A monthlong law enforcement sweep aimed at fighting violent crime in major U.S. cities has resulted in the arrests of more than 1,500 fugitives, violent criminals, sex offenders and gang members, officials announced Wednesday.
The initiative, “Operation North Star,” was carried out by the U.S. Marshals Service in June and targeted 10 urban centers that have seen a spike in homicides and shootings in recent years.
The targeted cities were Baltimore, Chicago, Houston, Indianapolis, Los Angeles, Memphis, New Orleans, New York, Philadelphia and Washington.
Officials said the operation focused on fugitives wanted for serious, violent offenses, including homicide, sexual assault or robbery.
“The Justice Department is committed to doing everything we can to protect our communities from violent crime and end the plague of gun violence,” U.S. Attorney General Merrick Garland said at the Justice Department.

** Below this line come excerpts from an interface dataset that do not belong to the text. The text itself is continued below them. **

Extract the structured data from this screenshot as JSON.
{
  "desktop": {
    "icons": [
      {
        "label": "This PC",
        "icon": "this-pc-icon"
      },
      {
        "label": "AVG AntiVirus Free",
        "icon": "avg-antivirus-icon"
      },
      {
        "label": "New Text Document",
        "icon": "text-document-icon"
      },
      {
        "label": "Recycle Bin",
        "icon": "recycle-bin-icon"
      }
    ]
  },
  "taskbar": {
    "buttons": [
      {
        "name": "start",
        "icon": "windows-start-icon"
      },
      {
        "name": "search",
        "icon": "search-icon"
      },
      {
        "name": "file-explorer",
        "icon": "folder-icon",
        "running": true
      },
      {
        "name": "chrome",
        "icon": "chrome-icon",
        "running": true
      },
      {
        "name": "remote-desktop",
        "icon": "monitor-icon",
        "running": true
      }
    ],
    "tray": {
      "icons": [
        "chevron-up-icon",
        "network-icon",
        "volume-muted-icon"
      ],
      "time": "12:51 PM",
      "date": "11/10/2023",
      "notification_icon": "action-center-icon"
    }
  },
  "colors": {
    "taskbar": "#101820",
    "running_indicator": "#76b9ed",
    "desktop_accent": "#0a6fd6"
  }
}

“Operation North Star reflects the approach we are taking across the department to work in partnership with law enforcement agencies and communities to identify and hold accountable those responsible for the greatest violence,” Garland said.
U.S. Marshals Service Director Ronald Davis said the operation homed in on “the most dangerous criminals who cause the most harm.”
The announcement came two days after a 21-year-old gunman shot and killed seven people and wounded dozens of others at a July 4th parade in Highland Park, Illinois. The suspect, Robert Crimo III, was charged with seven counts of murder on Wednesday. He is expected to face dozens of additional charges, a local prosecutor said.
No federal charges are expected. Garland and other Justice Department officials did not take questions from reporters about Operation North Star or the Highland Park shooting.
Mass shootings of the kind that rocked Highland Park have been on the rise in recent months, but they represent a small fraction of total gun crimes in the United States. Most such crimes are carried out by repeat offenders, prompting periodic law enforcement sweeps such as Operation North Star.
In the nation’s capital, for example, a recent study found that “no more than 200” people were responsible for as much as 60% to 70% of all gun violence in the city at a given time.
Operation North Star is part of the Justice Department’s broader effort to combat violent crime in major U.S. cities.
Aiding the crackdown are the Federal Bureau of Investigation, the Bureau of Alcohol, Tobacco, Firearms and Explosives (ATF), and the Drug Enforcement Agency (DEA). All three are components of the Justice Department.
Among those arrested was Rashaan Vereen, 34, a fugitive suspect in a June 4 mass shooting in Philadelphia that left three people dead and 11 others injured, officials said.
Homicides and shootings have surged across the United States over the past two years, exacerbated by pandemic-related trends and other factors.
Last year, the number of homicides in 22 major U.S. cities was up 5% compared with 2021 and up 44% compared with 2019, according to the nonpartisan Council on Criminal Justice. Several cities set records.
Violent crime tends to edge higher during the summer. While the overall violent crime rate is rising, several major cities, including New York, Chicago and Indianapolis, have reported a decline of as much as 10% in homicides so far this year.
Despite the recent surge, U.S. violent crime remains substantially lower than it was at its peak in the 1990s.